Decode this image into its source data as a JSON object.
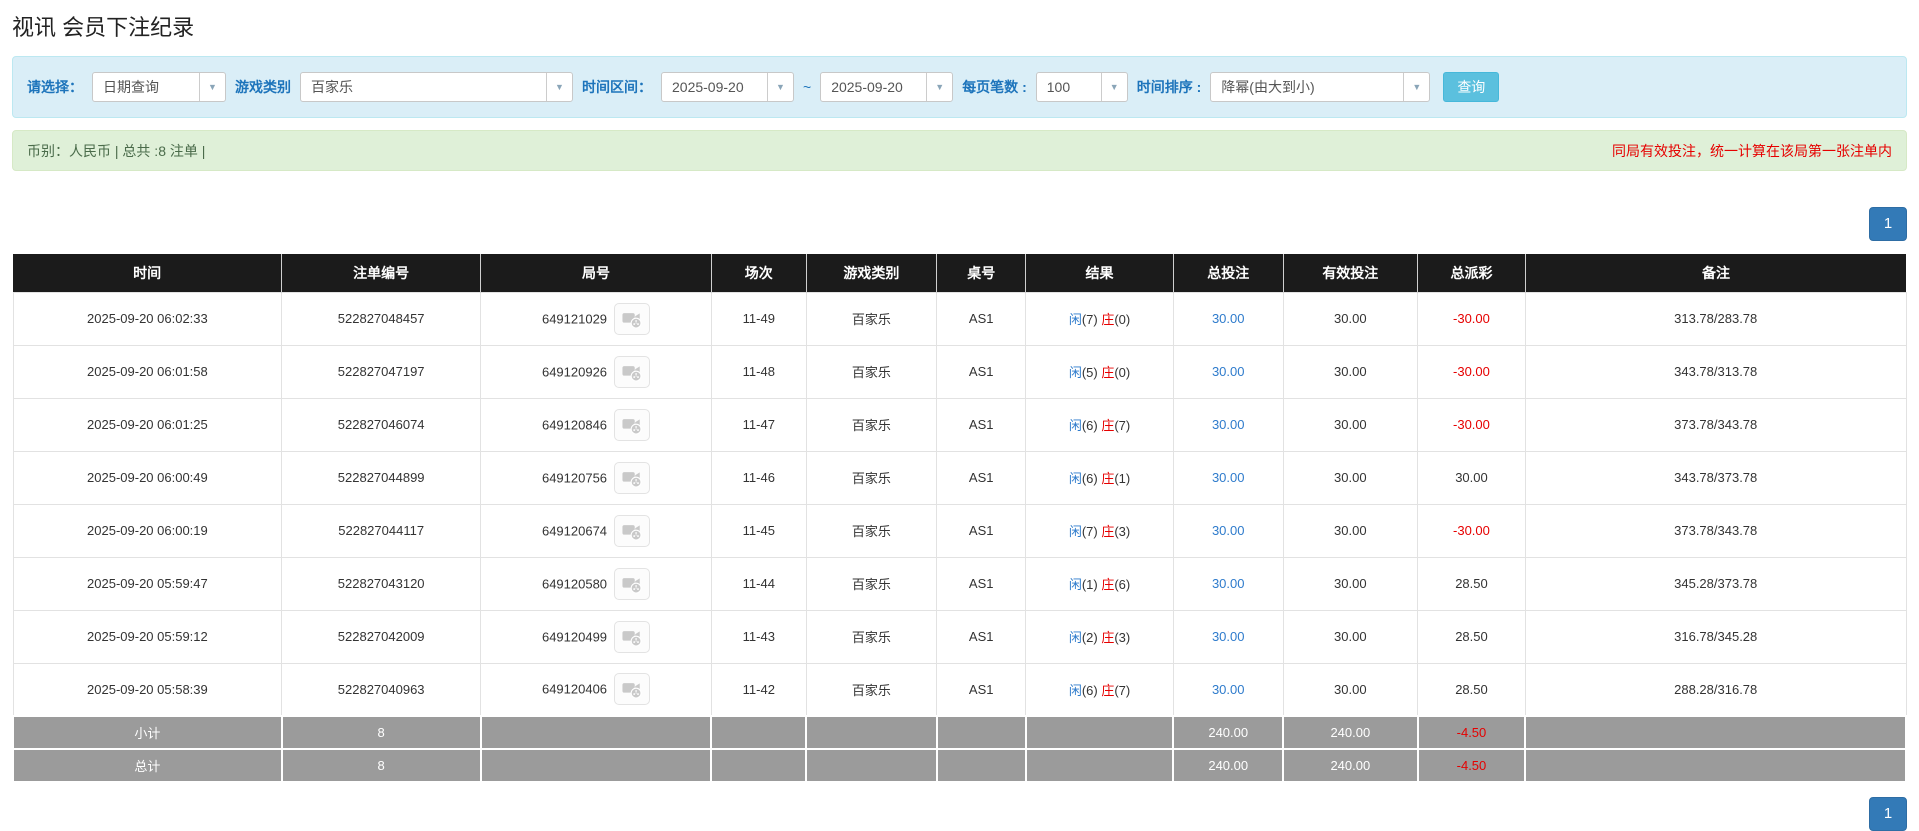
{
  "page": {
    "title": "视讯 会员下注纪录"
  },
  "filters": {
    "query_type_label": "请选择：",
    "query_type_value": "日期查询",
    "game_label": "游戏类别",
    "game_value": "百家乐",
    "range_label": "时间区间：",
    "date_from": "2025-09-20",
    "tilde": "~",
    "date_to": "2025-09-20",
    "per_page_label": "每页笔数 :",
    "per_page_value": "100",
    "sort_label": "时间排序 :",
    "sort_value": "降幂(由大到小)",
    "search_button": "查询",
    "chevron": "▼"
  },
  "summary": {
    "left": "币别：人民币 | 总共 :8 注单 |",
    "right": "同局有效投注，统一计算在该局第一张注单内"
  },
  "pagination": {
    "page": "1"
  },
  "table": {
    "headers": [
      "时间",
      "注单编号",
      "局号",
      "场次",
      "游戏类别",
      "桌号",
      "结果",
      "总投注",
      "有效投注",
      "总派彩",
      "备注"
    ],
    "col_widths": [
      "14.2%",
      "10.5%",
      "12.2%",
      "5.0%",
      "6.9%",
      "4.7%",
      "7.8%",
      "5.8%",
      "7.1%",
      "5.7%",
      "20.1%"
    ],
    "result_labels": {
      "player": "闲",
      "banker": "庄"
    },
    "rows": [
      {
        "time": "2025-09-20 06:02:33",
        "bet_id": "522827048457",
        "round_id": "649121029",
        "session": "11-49",
        "game": "百家乐",
        "table_no": "AS1",
        "player": "7",
        "banker": "0",
        "total_bet": "30.00",
        "valid_bet": "30.00",
        "payout": "-30.00",
        "remark": "313.78/283.78"
      },
      {
        "time": "2025-09-20 06:01:58",
        "bet_id": "522827047197",
        "round_id": "649120926",
        "session": "11-48",
        "game": "百家乐",
        "table_no": "AS1",
        "player": "5",
        "banker": "0",
        "total_bet": "30.00",
        "valid_bet": "30.00",
        "payout": "-30.00",
        "remark": "343.78/313.78"
      },
      {
        "time": "2025-09-20 06:01:25",
        "bet_id": "522827046074",
        "round_id": "649120846",
        "session": "11-47",
        "game": "百家乐",
        "table_no": "AS1",
        "player": "6",
        "banker": "7",
        "total_bet": "30.00",
        "valid_bet": "30.00",
        "payout": "-30.00",
        "remark": "373.78/343.78"
      },
      {
        "time": "2025-09-20 06:00:49",
        "bet_id": "522827044899",
        "round_id": "649120756",
        "session": "11-46",
        "game": "百家乐",
        "table_no": "AS1",
        "player": "6",
        "banker": "1",
        "total_bet": "30.00",
        "valid_bet": "30.00",
        "payout": "30.00",
        "remark": "343.78/373.78"
      },
      {
        "time": "2025-09-20 06:00:19",
        "bet_id": "522827044117",
        "round_id": "649120674",
        "session": "11-45",
        "game": "百家乐",
        "table_no": "AS1",
        "player": "7",
        "banker": "3",
        "total_bet": "30.00",
        "valid_bet": "30.00",
        "payout": "-30.00",
        "remark": "373.78/343.78"
      },
      {
        "time": "2025-09-20 05:59:47",
        "bet_id": "522827043120",
        "round_id": "649120580",
        "session": "11-44",
        "game": "百家乐",
        "table_no": "AS1",
        "player": "1",
        "banker": "6",
        "total_bet": "30.00",
        "valid_bet": "30.00",
        "payout": "28.50",
        "remark": "345.28/373.78"
      },
      {
        "time": "2025-09-20 05:59:12",
        "bet_id": "522827042009",
        "round_id": "649120499",
        "session": "11-43",
        "game": "百家乐",
        "table_no": "AS1",
        "player": "2",
        "banker": "3",
        "total_bet": "30.00",
        "valid_bet": "30.00",
        "payout": "28.50",
        "remark": "316.78/345.28"
      },
      {
        "time": "2025-09-20 05:58:39",
        "bet_id": "522827040963",
        "round_id": "649120406",
        "session": "11-42",
        "game": "百家乐",
        "table_no": "AS1",
        "player": "6",
        "banker": "7",
        "total_bet": "30.00",
        "valid_bet": "30.00",
        "payout": "28.50",
        "remark": "288.28/316.78"
      }
    ],
    "footer": [
      {
        "label": "小计",
        "count": "8",
        "total_bet": "240.00",
        "valid_bet": "240.00",
        "payout": "-4.50"
      },
      {
        "label": "总计",
        "count": "8",
        "total_bet": "240.00",
        "valid_bet": "240.00",
        "payout": "-4.50"
      }
    ]
  },
  "colors": {
    "accent_blue": "#2e7bcc",
    "red": "#e60000",
    "header_bg": "#1b1b1b",
    "footer_bg": "#9b9b9b",
    "filter_bg": "#daeef7",
    "summary_bg": "#dff0d8",
    "button_bg": "#5bc0de",
    "pagination_bg": "#337ab7"
  }
}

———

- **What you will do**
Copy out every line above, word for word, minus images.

- **Exercise answer**
Decode this image into its source data as a JSON object.
{
  "page": {
    "title": "视讯 会员下注纪录"
  },
  "filters": {
    "query_type_label": "请选择：",
    "query_type_value": "日期查询",
    "game_label": "游戏类别",
    "game_value": "百家乐",
    "range_label": "时间区间：",
    "date_from": "2025-09-20",
    "tilde": "~",
    "date_to": "2025-09-20",
    "per_page_label": "每页笔数 :",
    "per_page_value": "100",
    "sort_label": "时间排序 :",
    "sort_value": "降幂(由大到小)",
    "search_button": "查询",
    "chevron": "▼"
  },
  "summary": {
    "left": "币别：人民币 | 总共 :8 注单 |",
    "right": "同局有效投注，统一计算在该局第一张注单内"
  },
  "pagination": {
    "page": "1"
  },
  "table": {
    "headers": [
      "时间",
      "注单编号",
      "局号",
      "场次",
      "游戏类别",
      "桌号",
      "结果",
      "总投注",
      "有效投注",
      "总派彩",
      "备注"
    ],
    "col_widths": [
      "14.2%",
      "10.5%",
      "12.2%",
      "5.0%",
      "6.9%",
      "4.7%",
      "7.8%",
      "5.8%",
      "7.1%",
      "5.7%",
      "20.1%"
    ],
    "result_labels": {
      "player": "闲",
      "banker": "庄"
    },
    "rows": [
      {
        "time": "2025-09-20 06:02:33",
        "bet_id": "522827048457",
        "round_id": "649121029",
        "session": "11-49",
        "game": "百家乐",
        "table_no": "AS1",
        "player": "7",
        "banker": "0",
        "total_bet": "30.00",
        "valid_bet": "30.00",
        "payout": "-30.00",
        "remark": "313.78/283.78"
      },
      {
        "time": "2025-09-20 06:01:58",
        "bet_id": "522827047197",
        "round_id": "649120926",
        "session": "11-48",
        "game": "百家乐",
        "table_no": "AS1",
        "player": "5",
        "banker": "0",
        "total_bet": "30.00",
        "valid_bet": "30.00",
        "payout": "-30.00",
        "remark": "343.78/313.78"
      },
      {
        "time": "2025-09-20 06:01:25",
        "bet_id": "522827046074",
        "round_id": "649120846",
        "session": "11-47",
        "game": "百家乐",
        "table_no": "AS1",
        "player": "6",
        "banker": "7",
        "total_bet": "30.00",
        "valid_bet": "30.00",
        "payout": "-30.00",
        "remark": "373.78/343.78"
      },
      {
        "time": "2025-09-20 06:00:49",
        "bet_id": "522827044899",
        "round_id": "649120756",
        "session": "11-46",
        "game": "百家乐",
        "table_no": "AS1",
        "player": "6",
        "banker": "1",
        "total_bet": "30.00",
        "valid_bet": "30.00",
        "payout": "30.00",
        "remark": "343.78/373.78"
      },
      {
        "time": "2025-09-20 06:00:19",
        "bet_id": "522827044117",
        "round_id": "649120674",
        "session": "11-45",
        "game": "百家乐",
        "table_no": "AS1",
        "player": "7",
        "banker": "3",
        "total_bet": "30.00",
        "valid_bet": "30.00",
        "payout": "-30.00",
        "remark": "373.78/343.78"
      },
      {
        "time": "2025-09-20 05:59:47",
        "bet_id": "522827043120",
        "round_id": "649120580",
        "session": "11-44",
        "game": "百家乐",
        "table_no": "AS1",
        "player": "1",
        "banker": "6",
        "total_bet": "30.00",
        "valid_bet": "30.00",
        "payout": "28.50",
        "remark": "345.28/373.78"
      },
      {
        "time": "2025-09-20 05:59:12",
        "bet_id": "522827042009",
        "round_id": "649120499",
        "session": "11-43",
        "game": "百家乐",
        "table_no": "AS1",
        "player": "2",
        "banker": "3",
        "total_bet": "30.00",
        "valid_bet": "30.00",
        "payout": "28.50",
        "remark": "316.78/345.28"
      },
      {
        "time": "2025-09-20 05:58:39",
        "bet_id": "522827040963",
        "round_id": "649120406",
        "session": "11-42",
        "game": "百家乐",
        "table_no": "AS1",
        "player": "6",
        "banker": "7",
        "total_bet": "30.00",
        "valid_bet": "30.00",
        "payout": "28.50",
        "remark": "288.28/316.78"
      }
    ],
    "footer": [
      {
        "label": "小计",
        "count": "8",
        "total_bet": "240.00",
        "valid_bet": "240.00",
        "payout": "-4.50"
      },
      {
        "label": "总计",
        "count": "8",
        "total_bet": "240.00",
        "valid_bet": "240.00",
        "payout": "-4.50"
      }
    ]
  },
  "colors": {
    "accent_blue": "#2e7bcc",
    "red": "#e60000",
    "header_bg": "#1b1b1b",
    "footer_bg": "#9b9b9b",
    "filter_bg": "#daeef7",
    "summary_bg": "#dff0d8",
    "button_bg": "#5bc0de",
    "pagination_bg": "#337ab7"
  }
}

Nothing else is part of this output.